Jan. 1st 1822

The first thing I noticed is that while each letter of permission was written one day apart, they are in the same handwriting, including the signature. Amos Hamby wasn’t literate – he signed his marriage bond with an X – and I doubt that John Hamby was literate either.

I wonder whether John Hamby and Abraham Palmer were at their children’s weddings? Why aren’t the notes signed with an X?

Apart from that odd situation, NO OTHER RECORD has been found to document the existence of Abraham Palmer.

First, I checked the 1820 census for Abraham Palmer. There are only eight Abraham Palmers in the whole country. They all live in the Northeast and there are no heads of household named Palmer in Christian County.

Okay, maybe he moved to Kentucky between the 1820 census and his daughter’s marriage. In 1830, there are thirteen Abraham Palmers in the whole country and none in Kentucky.

There were six Palmer households in the county – Lewis D., Isaac, Alpheus, Drury, Mary and Charles C. Through the years, I have looked closely at these six households.

Isaac Palmer was a Revolutionary War pensioner who died in his 90’s on 24 April 1843 in Christian County. The only Alpheus Palmer I could find outside of Kentucky was in Connecticut. He could be the man in Christian County, but he was born in the mid 1790’s. I had originally thought that someone misread or incorrectly wrote “Abraham” for “Alpheus” but he is too young to be Vianna’s father. Lewis is reportedly the son of Isaac Palmer. Drury was born 1810-1820 so could be Vianna’s brother. Charles was also born 1810-1820. Mary is 50-59 years old and is old enough to be Vianna’s mother. I can find no mention of Abraham or Vianna and no clues that might link Vianna and her father to these other families.

Okay, maybe he moved to Kentucky just before his daughter’s marriage and moved on by 1830 to who knows where?

Next stop: land deeds. There is no Abraham Palmer buying or selling land in Christian County, Kentucky at all.

I moved on to the tax rolls, which are quite good for Kentucky. No Abraham Palmer ever appears on them, even in 1821 and 1822 when he was supposedly living in Christian County.

Maybe he didn’t own land and didn’t pay taxes, but died in Christian County. Nope, no will, probate or estate inventory filed for an Abraham Palmer.

By 1830, Amos and Vianna Hamby had moved on to Livingston County, Kentucky, which is just a short distance to the west of Christian County.

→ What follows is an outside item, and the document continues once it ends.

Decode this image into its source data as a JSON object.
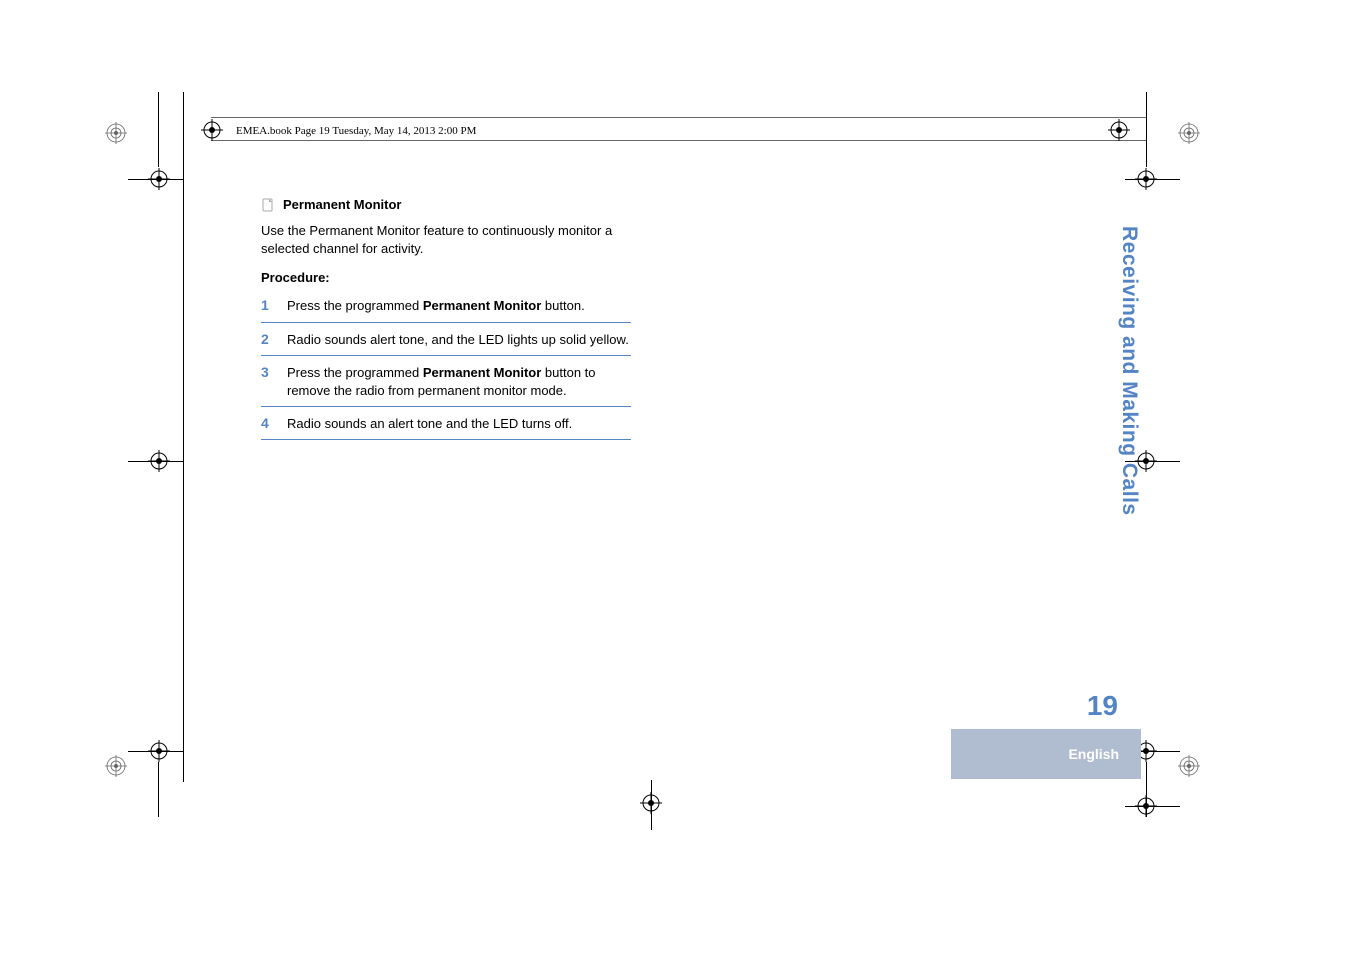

No, there aren’t any Palmer families in that whole county in 1830 so none of her male relatives (if she had any) moved on with them.

In short, the only proof that Abraham Palmer ever existed is the permission letter, clearly written by someone else, allowing Vianna to marry Amos Hamby.

Lastly, I compared all the Abraham Palmers in the 1820 U.S. census with those in the 1830 census. That didn’t help much. The 1820 census includes Abrahams in the following counties: Mifflin, PA, Berkshire, MA, two in Columbia, NY, Somerset, ME, Baltimore, MD, Bradford, PA and Litchfield, CT.

In 1830, there were a few more in the following counties: 2 in Dutchess, NY, 2 in Columbia, NY, St. Lawrence, NY, 2 in Richland, OH, Hamilton, OH, Dutchess, NY, Greene, NY, Jefferson, TN, Litchfield, CT and West Feliciana, LA.

The only two Abrahams in the south, in Tennessee and Louisiana, were both too young to be Vianna’s father.

In my “reasonably exhaustive search” recommended in the best practices standards, which I refer to as “leave no stone unturned,” I have done just that in Christian County.

I welcome suggestions on where next to look. I am beginning to think that Abraham Palmer dropped in from outer space.